“Being a doctor is a privilege,” Dad’s been talking for a while now. Sitting in the back seat, I watch him drive and listen. “Helping people: that’s something you can be proud of.”
In the passenger seat, Mom’s listening too, and smiling.
“What do you want to be when you grow up?” Dad’s eyes find mine in the rearview mirror.
I hesitate, “What do you do Mom?”
“I used to be a writer,” she smiles at me. “I even wrote a book once.”
“That’s what I want to do,” I say looking through the window. Outside, the world flies past.
Robbie says, “Very clever. A piece that speaks volumes through the few well-chosen words. The child identifies with his mother, who is obviously the carer and the one that the child regards. This is despite the father’s position as a doctor and his pride in his work.”
#16 Time Traveler (Too Many Questions, Child!) by Liz Husebye Hartmann

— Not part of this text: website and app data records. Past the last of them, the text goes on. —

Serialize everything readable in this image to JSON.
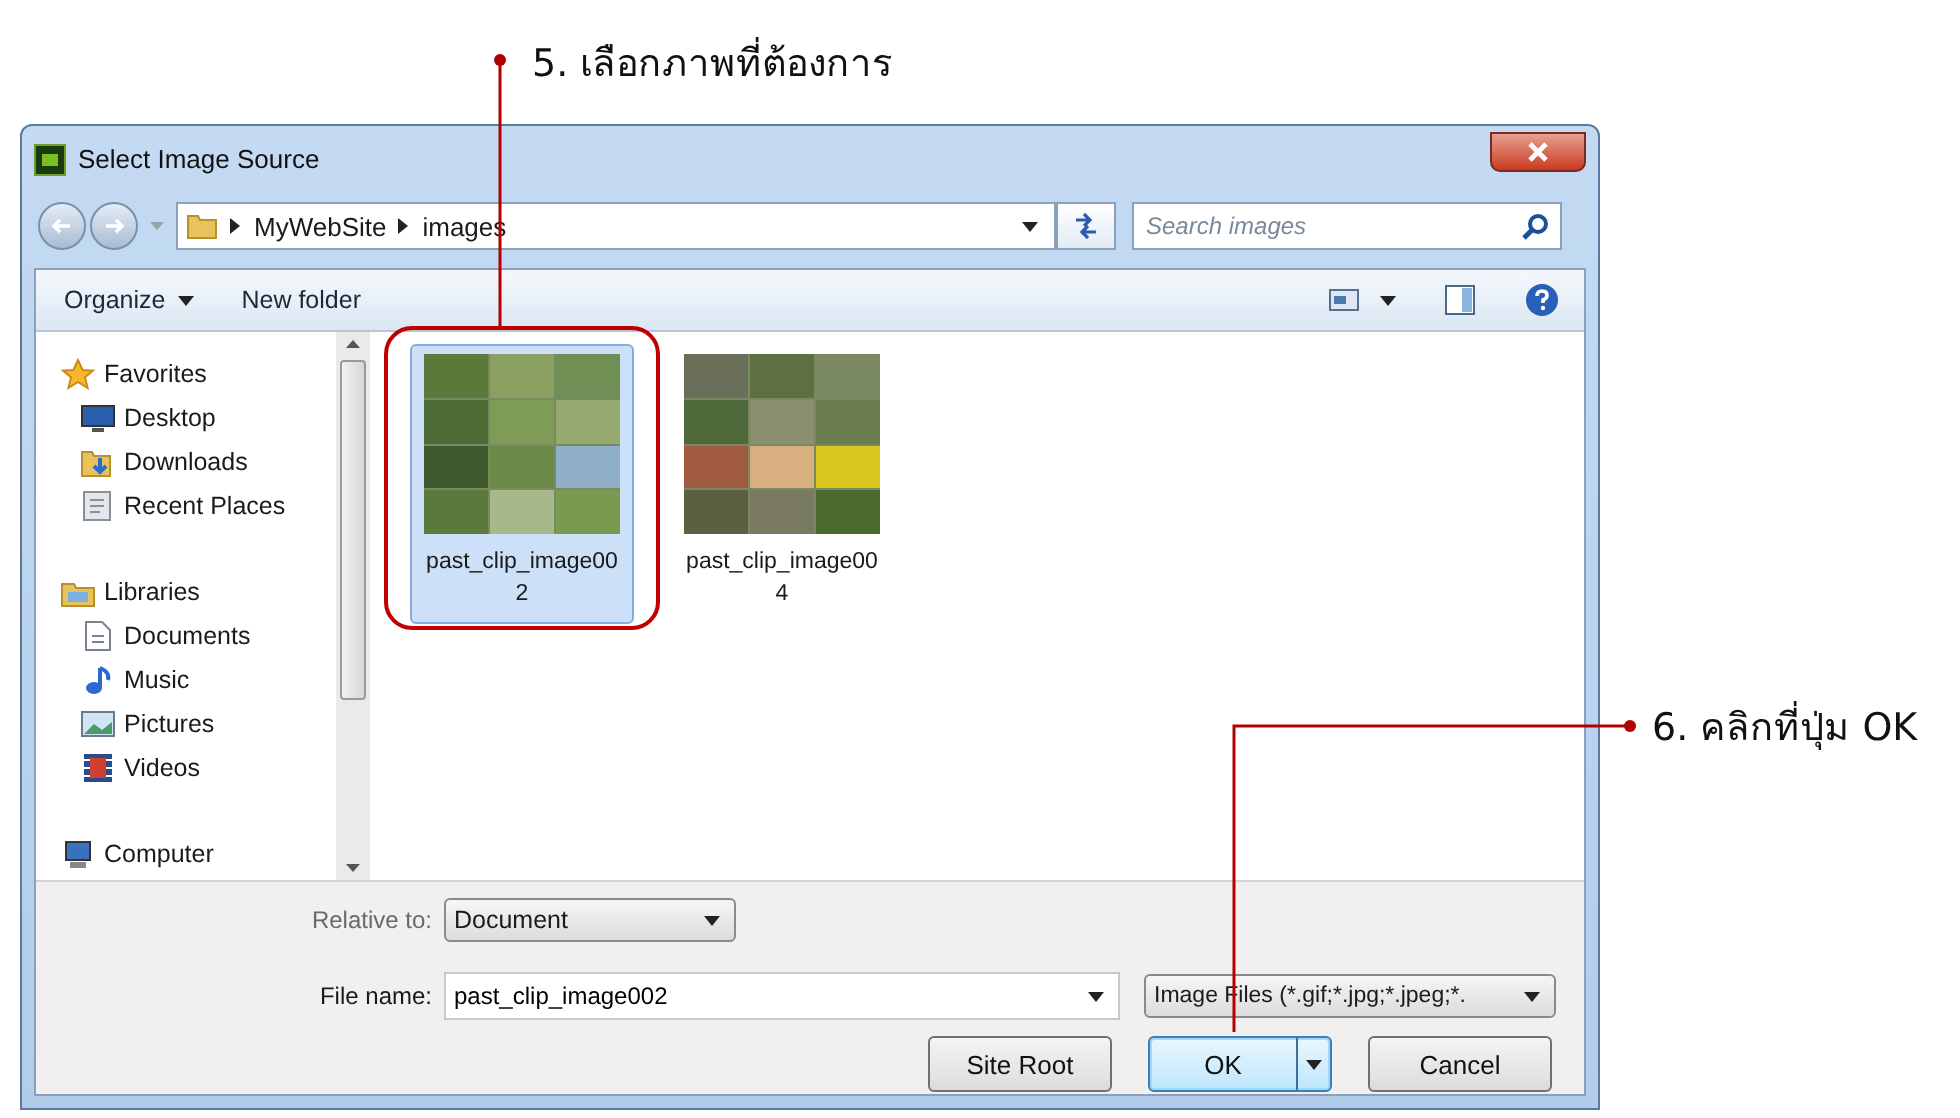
{
  "annotations": [
    {
      "text": "5. เลือกภาพที่ต้องการ"
    },
    {
      "text": "6. คลิกที่ปุ่ม OK"
    }
  ],
  "window": {
    "title": "Select Image Source"
  },
  "address": {
    "path": [
      "MyWebSite",
      "images"
    ],
    "search_placeholder": "Search images"
  },
  "toolbar": {
    "items": [
      {
        "label": "Organize",
        "kind": "menu"
      },
      {
        "label": "New folder",
        "kind": "plain"
      }
    ]
  },
  "sidebar": {
    "groups": [
      {
        "label": "Favorites",
        "children": [
          {
            "label": "Desktop"
          },
          {
            "label": "Downloads"
          },
          {
            "label": "Recent Places"
          }
        ]
      },
      {
        "label": "Libraries",
        "children": [
          {
            "label": "Documents"
          },
          {
            "label": "Music"
          },
          {
            "label": "Pictures"
          },
          {
            "label": "Videos"
          }
        ]
      },
      {
        "label": "Computer"
      }
    ]
  },
  "files": [
    {
      "name": "past_clip_image002",
      "selected": true
    },
    {
      "name": "past_clip_image004",
      "selected": false
    }
  ],
  "relative_to": {
    "label": "Relative to:",
    "value": "Document"
  },
  "file_name": {
    "label": "File name:",
    "value": "past_clip_image002"
  },
  "file_type": {
    "value": "Image Files (*.gif;*.jpg;*.jpeg;*."
  },
  "buttons": [
    {
      "label": "Site Root",
      "kind": "plain",
      "default": false
    },
    {
      "label": "OK",
      "kind": "split",
      "default": true
    },
    {
      "label": "Cancel",
      "kind": "plain",
      "default": false
    }
  ]
}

Unseen, I observe.
Red shorts, shirtless, she digs tiny toes into the sand. A mutt stretches nearby, ears pricking as the girl narrates the world under her dirty hands.
“There’s a hole there…gonna dig it up. How far does it go?”
“I’ll flatten this mountain, make a road. Why so many ants?”
“Buster, don’t sit on the highway!”
Buster shakes his ears and rolls, belly up.
“Why didn’t Buster growl at you?” she looks fiercely up at me.
“We’ve met before,” I smile, plop down in the sand.
I forget what I came to tell myself.
“Can I play, too?”
Norah says, “I like the way this started from the point of view of the adult-self observing the child-self. We then went into the child’s voice as the child narrates her play, with disconnected thoughts, as occurs. The narrator then indicates that she came back to give advice to the child but realises that play and being in the moment is more important. As an appreciation of childhood, it appealed to me.”
We hope you enjoyed reading our picks and see in them the positives that we saw. Remember though, reading is a very personal experience.
NOTE FROM CARROT RANCH:
Congratulations to all the writers who entered! You dared to stretch your writing and braved the first Rodeo at Carrot Ranch. Each participant has earned the following badge, which you may copy and post on you blog, social media or print out and frame. It’s a badge of honor. And now you can say, you have had your first rodeo! You wrote well.
We want to share all the contest entries in a collection. We’ll be contacting each of our contestants and challengers to seek interest and permission to publish a digital collection in January. Writers retain all copyrights to their work.
We’d appreciate your feedback! We want to make this an annual event that is fun, engaging and supportive of literary art. Please take a a few minutes for a brief 5 question survey. Thank you!